South Carolina, where BMW’s massive Spartanburg plant is, has not been exempt from coronavirus, with crowds dispersed at beaches, non-essential state employees sent home, schools and many churches closed, and college students sent home to complete the semester online. Eighty-one people in the state have tested positive for coronavirus and one person has died, according to The State.

None of this, apparently, has perturbed BMW much. This week, it put out a statement acknowledging that things were a little weird now but said that it has things under control.

In regard to closing plant Spartanburg, we continue to monitor the situation in South Carolina daily and are in close alignment with both state and local government officials.

We recognize that we are in a dynamic situation and we are prepared to adjust quickly based on the daily analysis of the current environment.

In parallel, we have implemented numerous measures to protect the health and safety of our employees.


So far they have not responded to an email for comment today, but according to Bloomberg’s sources, the company will be idling its South Carolina—but not until April and only because they are running out of parts, not because they want to help combat coronavirus.
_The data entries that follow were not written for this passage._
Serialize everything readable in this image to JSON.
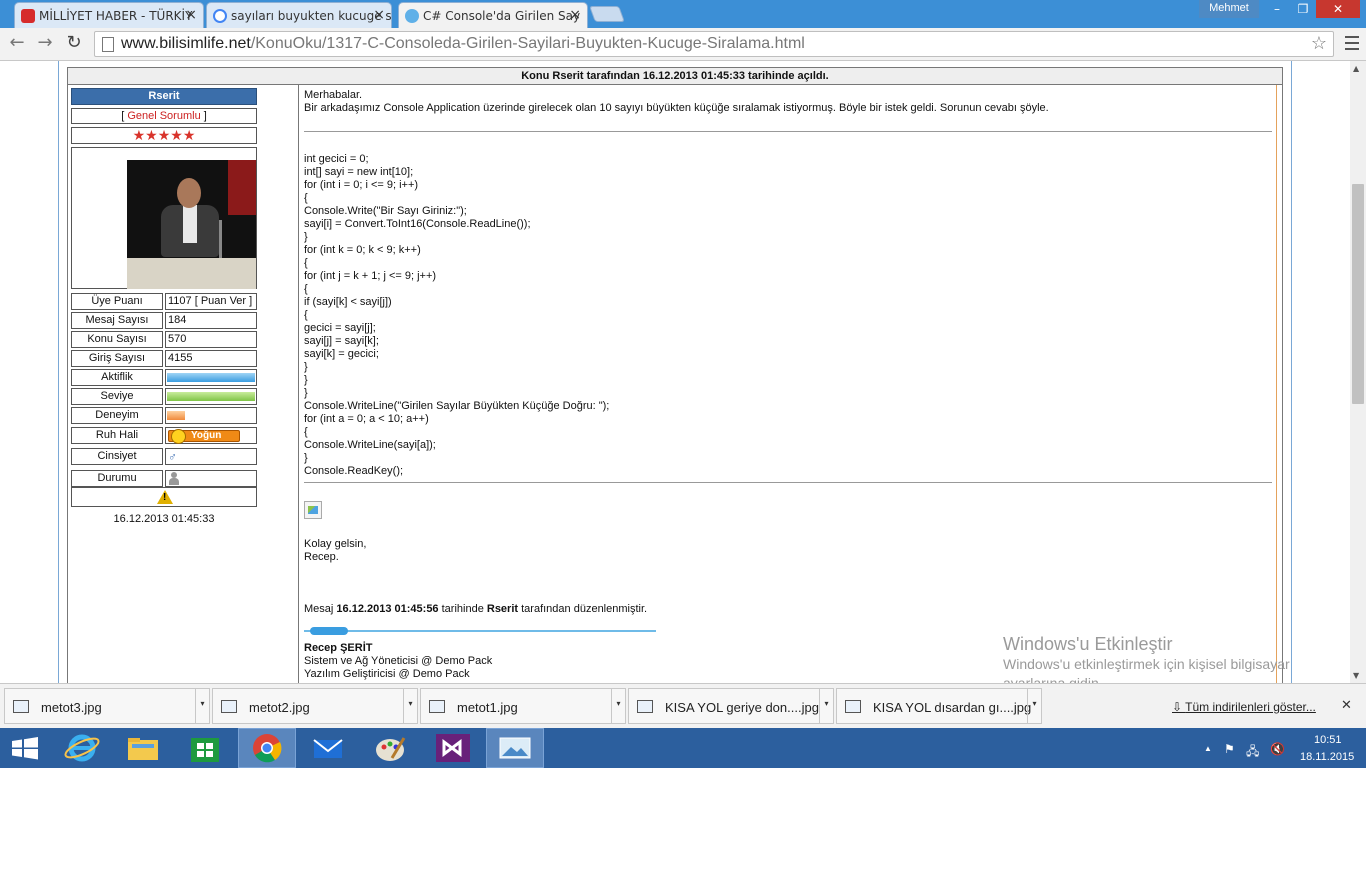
{
  "browser": {
    "tabs": [
      {
        "title": "MİLLİYET HABER - TÜRKİY",
        "close": "×"
      },
      {
        "title": "sayıları buyukten kucuge s",
        "close": "×"
      },
      {
        "title": "C# Console'da Girilen Say",
        "close": "×"
      }
    ],
    "profile_name": "Mehmet",
    "window_controls": {
      "minimize": "–",
      "maximize": "❐",
      "close": "✕"
    },
    "url_host": "www.bilisimlife.net",
    "url_path": "/KonuOku/1317-C-Consoleda-Girilen-Sayilari-Buyukten-Kucuge-Siralama.html",
    "nav": {
      "back": "←",
      "forward": "→",
      "reload": "↻",
      "star": "☆"
    }
  },
  "topic_header": "Konu Rserit tarafından 16.12.2013 01:45:33 tarihinde açıldı.",
  "user": {
    "name": "Rserit",
    "role_open": "[ ",
    "role": "Genel Sorumlu",
    "role_close": " ]",
    "stars": "★★★★★",
    "stats": [
      {
        "label": "Üye Puanı",
        "value": "1107 [ Puan Ver ]"
      },
      {
        "label": "Mesaj Sayısı",
        "value": "184"
      },
      {
        "label": "Konu Sayısı",
        "value": "570"
      },
      {
        "label": "Giriş Sayısı",
        "value": "4155"
      }
    ],
    "bars": [
      {
        "label": "Aktiflik",
        "fill": 1.0
      },
      {
        "label": "Seviye",
        "fill": 1.0
      },
      {
        "label": "Deneyim",
        "fill": 0.2
      }
    ],
    "mood_label": "Ruh Hali",
    "mood_value": "Yoğun",
    "gender_label": "Cinsiyet",
    "gender_icon": "♂",
    "status_label": "Durumu",
    "warning_mark": "!",
    "post_date": "16.12.2013 01:45:33"
  },
  "post": {
    "greeting": "Merhabalar.",
    "intro": "Bir arkadaşımız Console Application üzerinde girelecek olan 10 sayıyı büyükten küçüğe sıralamak istiyormuş. Böyle bir istek geldi. Sorunun cevabı şöyle.",
    "code": [
      "int gecici = 0;",
      "int[] sayi = new int[10];",
      "for (int i = 0; i <= 9; i++)",
      "{",
      "Console.Write(\"Bir Sayı Giriniz:\");",
      "sayi[i] = Convert.ToInt16(Console.ReadLine());",
      "}",
      "for (int k = 0; k < 9; k++)",
      "{",
      "for (int j = k + 1; j <= 9; j++)",
      "{",
      "if (sayi[k] < sayi[j])",
      "{",
      "gecici = sayi[j];",
      "sayi[j] = sayi[k];",
      "sayi[k] = gecici;",
      "}",
      "}",
      "}",
      "Console.WriteLine(\"Girilen Sayılar Büyükten Küçüğe Doğru: \");",
      "for (int a = 0; a < 10; a++)",
      "{",
      "Console.WriteLine(sayi[a]);",
      "}",
      "Console.ReadKey();"
    ],
    "closing1": "Kolay gelsin,",
    "closing2": "Recep.",
    "edited_prefix": "Mesaj ",
    "edited_date": "16.12.2013 01:45:56",
    "edited_mid": " tarihinde ",
    "edited_user": "Rserit",
    "edited_suffix": " tarafından düzenlenmiştir.",
    "sig_name": "Recep ŞERİT",
    "sig_line1": "Sistem ve Ağ Yöneticisi @ Demo Pack",
    "sig_line2": "Yazılım Geliştiricisi @ Demo Pack"
  },
  "watermark": {
    "title": "Windows'u Etkinleştir",
    "line1": "Windows'u etkinleştirmek için kişisel bilgisayar",
    "line2": "ayarlarına gidin."
  },
  "downloads": {
    "items": [
      "metot3.jpg",
      "metot2.jpg",
      "metot1.jpg",
      "KISA YOL geriye don....jpg",
      "KISA YOL dısardan gı....jpg"
    ],
    "dropdown": "▾",
    "show_all": "Tüm indirilenleri göster...",
    "close": "✕"
  },
  "taskbar": {
    "time": "10:51",
    "date": "18.11.2015",
    "tray_up": "▲",
    "tray_flag": "⚑",
    "tray_net": "🖧",
    "tray_sound": "🔇"
  },
  "colors": {
    "accent_blue": "#3b6eaa",
    "role_red": "#cc2222",
    "taskbar": "#2c5f9e",
    "tab_strip": "#3c8fd6"
  }
}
Here’s Bloomberg:

BMW AG’s SUV plant in Spartanburg, South Carolina, one of the last U.S. auto plants still operating, is expected to be idled early next month due to shortages of critical parts, according to people familiar with the matter.

The South Carolina factory, which makes the brand’s lucrative X3, X5 and X7 SUVs, will cease output in the first or second week of April, the people said.
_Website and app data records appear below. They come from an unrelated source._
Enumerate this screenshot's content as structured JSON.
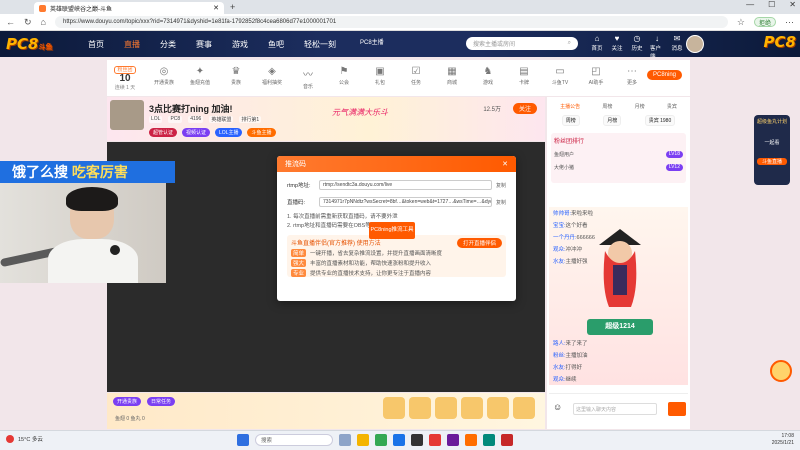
{
  "browser": {
    "tab_title": "英雄联盟峡谷之巅-斗鱼",
    "url": "https://www.douyu.com/topic/xxx?rid=7314971&dyshid=1e81fa-1792852f8c4cea6806d77e1000001701",
    "account_pill": "拒绝",
    "newtab": "+",
    "min": "—",
    "max": "☐",
    "close": "✕"
  },
  "header": {
    "logo": "PC8",
    "logo_sub": "斗鱼",
    "nav": [
      "首页",
      "直播",
      "分类",
      "赛事",
      "游戏",
      "鱼吧",
      "轻松一刻"
    ],
    "active_nav": 1,
    "center_label": "PC8主播",
    "search_placeholder": "搜索主播或房间",
    "icons": [
      {
        "name": "home-icon",
        "glyph": "⌂",
        "label": "首页"
      },
      {
        "name": "follow-icon",
        "glyph": "♥",
        "label": "关注"
      },
      {
        "name": "history-icon",
        "glyph": "◷",
        "label": "历史"
      },
      {
        "name": "download-icon",
        "glyph": "↓",
        "label": "客户端"
      },
      {
        "name": "message-icon",
        "glyph": "✉",
        "label": "消息"
      },
      {
        "name": "live-icon",
        "glyph": "▶",
        "label": "开播"
      }
    ],
    "logo_right": "PC8"
  },
  "toolbar": {
    "rank_level": "粉丝团",
    "rank_num": "10",
    "rank_desc": "连续 1 天",
    "tools": [
      {
        "name": "fans-icon",
        "glyph": "◎",
        "label": "开通贵族"
      },
      {
        "name": "gift-icon",
        "glyph": "✦",
        "label": "鱼翅充值"
      },
      {
        "name": "crown-icon",
        "glyph": "♛",
        "label": "贵族"
      },
      {
        "name": "lottery-icon",
        "glyph": "◈",
        "label": "福利抽奖"
      },
      {
        "name": "voice-icon",
        "glyph": "〰",
        "label": "音乐"
      },
      {
        "name": "guild-icon",
        "glyph": "⚑",
        "label": "公会"
      },
      {
        "name": "package-icon",
        "glyph": "▣",
        "label": "礼包"
      },
      {
        "name": "task-icon",
        "glyph": "☑",
        "label": "任务"
      },
      {
        "name": "shop-icon",
        "glyph": "▦",
        "label": "商城"
      },
      {
        "name": "game-icon",
        "glyph": "♞",
        "label": "游戏"
      },
      {
        "name": "card-icon",
        "glyph": "▤",
        "label": "卡牌"
      },
      {
        "name": "tv-icon",
        "glyph": "▭",
        "label": "斗鱼TV"
      },
      {
        "name": "ai-icon",
        "glyph": "◰",
        "label": "AI助手"
      },
      {
        "name": "more-icon",
        "glyph": "⋯",
        "label": "更多"
      }
    ],
    "ad_label": "PC8ning"
  },
  "room": {
    "title": "3点比赛打ning 加油!",
    "meta": [
      "LOL",
      "PC8",
      "4196",
      "英雄联盟",
      "排行第1"
    ],
    "tags": [
      "超管认证",
      "视频认证",
      "LOL主播",
      "斗鱼主播"
    ],
    "follow": "关注",
    "follow_count": "12.5万",
    "banner_text": "元气满满大乐斗"
  },
  "modal": {
    "title": "推流码",
    "close": "✕",
    "rows": [
      {
        "label": "rtmp地址:",
        "value": "rtmp://sendtc3a.douyu.com/live",
        "copy": "复制"
      },
      {
        "label": "直播码:",
        "value": "7314971r7pNNdtz?wsSecret=8bf…&token=web&t=1727…&wsTime=…&dycdn=…&.tidlsamp_id",
        "copy": "复制"
      }
    ],
    "notes": [
      "1. 每次直播前需重新获取直播码，请不要外泄",
      "2. rtmp地址和直播码需要在OBS等推流软件中使用"
    ],
    "center_button": "PC8ning推流工具",
    "promo_title": "斗鱼直播伴侣(官方推荐) 使用方法",
    "promo_button": "打开直播伴侣",
    "promo_lines": [
      {
        "tag": "简单",
        "text": "一键开播，省去复杂推流设置，并提升直播画面清晰度"
      },
      {
        "tag": "强大",
        "text": "丰富的直播素材和功能，帮助快速涨粉和提升收入"
      },
      {
        "tag": "专业",
        "text": "提供专业的直播技术支持，让你更专注于直播内容"
      }
    ]
  },
  "side": {
    "tabs": [
      "主播公告",
      "周榜",
      "月榜",
      "贵宾"
    ],
    "active_tab": 0,
    "ranks": [
      "周榜",
      "月榜",
      "贵宾 1980"
    ],
    "fan_title": "粉丝团排行",
    "fans": [
      {
        "name": "鱼翅用户",
        "badge": "LV18"
      },
      {
        "name": "大佬小猪",
        "badge": "LV12"
      }
    ],
    "chat": [
      {
        "user": "帅帅哥:",
        "text": "来啦来啦"
      },
      {
        "user": "宝宝:",
        "text": "这个好看"
      },
      {
        "user": "一个丹丹:",
        "text": "666666"
      },
      {
        "user": "观众:",
        "text": "冲冲冲"
      },
      {
        "user": "水友:",
        "text": "主播好强"
      }
    ],
    "pk_banner": "超级1214",
    "input_placeholder": "这里输入聊天内容",
    "more_chat": [
      {
        "user": "路人:",
        "text": "来了来了"
      },
      {
        "user": "粉丝:",
        "text": "主播加油"
      },
      {
        "user": "水友:",
        "text": "打得好"
      },
      {
        "user": "观众:",
        "text": "继续"
      }
    ]
  },
  "rail": {
    "top": "超级鱼丸计划",
    "mid": "一起看",
    "bottom": "斗鱼直播"
  },
  "under_video": {
    "btns": [
      "开通贵族",
      "日常任务"
    ],
    "wallet": "鱼翅 0  鱼丸 0"
  },
  "overlay_text": {
    "strip_a": "饿了么搜",
    "strip_b": "吃客厉害"
  },
  "taskbar": {
    "weather": "15°C 多云",
    "search": "搜索",
    "time": "17:08",
    "date": "2025/1/21"
  }
}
BMW imports many key components such as engines and transmissions from Europe, where production has virtually ground to a halt due to the spread of the coronavirus.
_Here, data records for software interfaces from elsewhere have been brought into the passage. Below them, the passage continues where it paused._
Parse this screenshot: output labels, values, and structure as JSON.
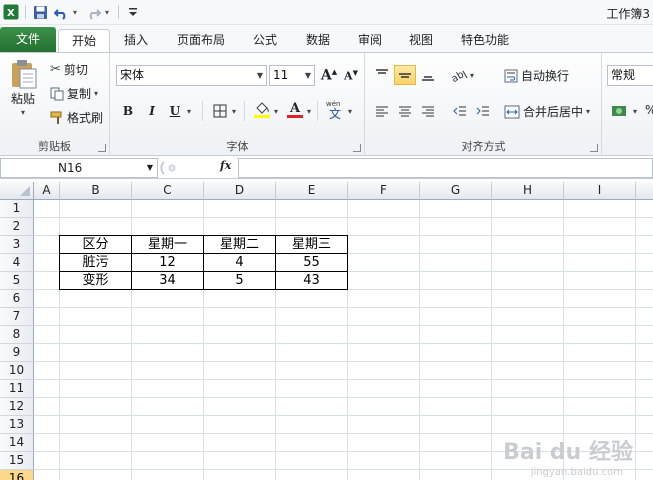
{
  "window": {
    "title": "工作簿3"
  },
  "tabs": [
    "文件",
    "开始",
    "插入",
    "页面布局",
    "公式",
    "数据",
    "审阅",
    "视图",
    "特色功能"
  ],
  "active_tab": "开始",
  "clipboard": {
    "paste": "粘贴",
    "cut": "剪切",
    "copy": "复制",
    "format_painter": "格式刷",
    "label": "剪贴板"
  },
  "font": {
    "name": "宋体",
    "size": "11",
    "bold": "B",
    "italic": "I",
    "underline": "U",
    "label": "字体"
  },
  "alignment": {
    "wrap": "自动换行",
    "merge": "合并后居中",
    "label": "对齐方式"
  },
  "number": {
    "format": "常规"
  },
  "formula_bar": {
    "name_box": "N16",
    "fx": "fx",
    "value": ""
  },
  "sheet": {
    "columns": [
      "A",
      "B",
      "C",
      "D",
      "E",
      "F",
      "G",
      "H",
      "I"
    ],
    "rows": [
      "1",
      "2",
      "3",
      "4",
      "5",
      "6",
      "7",
      "8",
      "9",
      "10",
      "11",
      "12",
      "13",
      "14",
      "15",
      "16"
    ],
    "selected_row": "16",
    "table": [
      [
        "区分",
        "星期一",
        "星期二",
        "星期三"
      ],
      [
        "脏污",
        "12",
        "4",
        "55"
      ],
      [
        "变形",
        "34",
        "5",
        "43"
      ]
    ]
  },
  "watermark": {
    "brand": "Bai du 经验",
    "url": "jingyan.baidu.com"
  },
  "colors": {
    "file_tab": "#2f7d3c",
    "selected_highlight": "#fbd364",
    "row_selected": "#fcd98a"
  }
}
This is all very weak stuff. As Gizmodo has reported, coronavirus is spreading from people who don’t feel sick, in addition to those where symptoms do show up. What that means is that it can be possible for none of BMW’s employees to show symptoms and yet they can still acquire and pass on the disease to others. Every new day at the factory is another day the disease can spread further.

BMW knows this, of course, having closed all their factories in Europe. Volvo, which also has a factory in South Carolina, also knows this, having said it would close its factory outside of Ridgeville between March 26 and April 14.


What makes BMW special is unclear. Since opening its factory in Greer, South Carolina, in 1994, it has expanded its presence there massively, currently employing around 11,000 people in a seven million-square-foot facility that made 411,620 X SUVs last year. Its presence has been a huge boon to the Upstate, and I’m sure few people there want it to sit idle any more than BMW does. But surely at some point, everyone has to consider the lives at stake.

Update, 9:04 p.m.: BMW says it’ll close the plant, but not until April.

BMW Manufacturing announced today that it will shut down production from April 3 through April 19th. The health and protection of our employees is our top priority. At the same time, the dynamic development of the corona pandemic is having a major impact on the global demand for cars. We are therefore taking a flexible approach and adjusting our production volumes accordingly. On April 3th we will shut down production at Plant Spartanburg in South Carolina. The production break is expected to last until April 19th. The plant will continue to monitor this rapidly developing situation with the BMW Group and state government officials during this two-week period of non-production.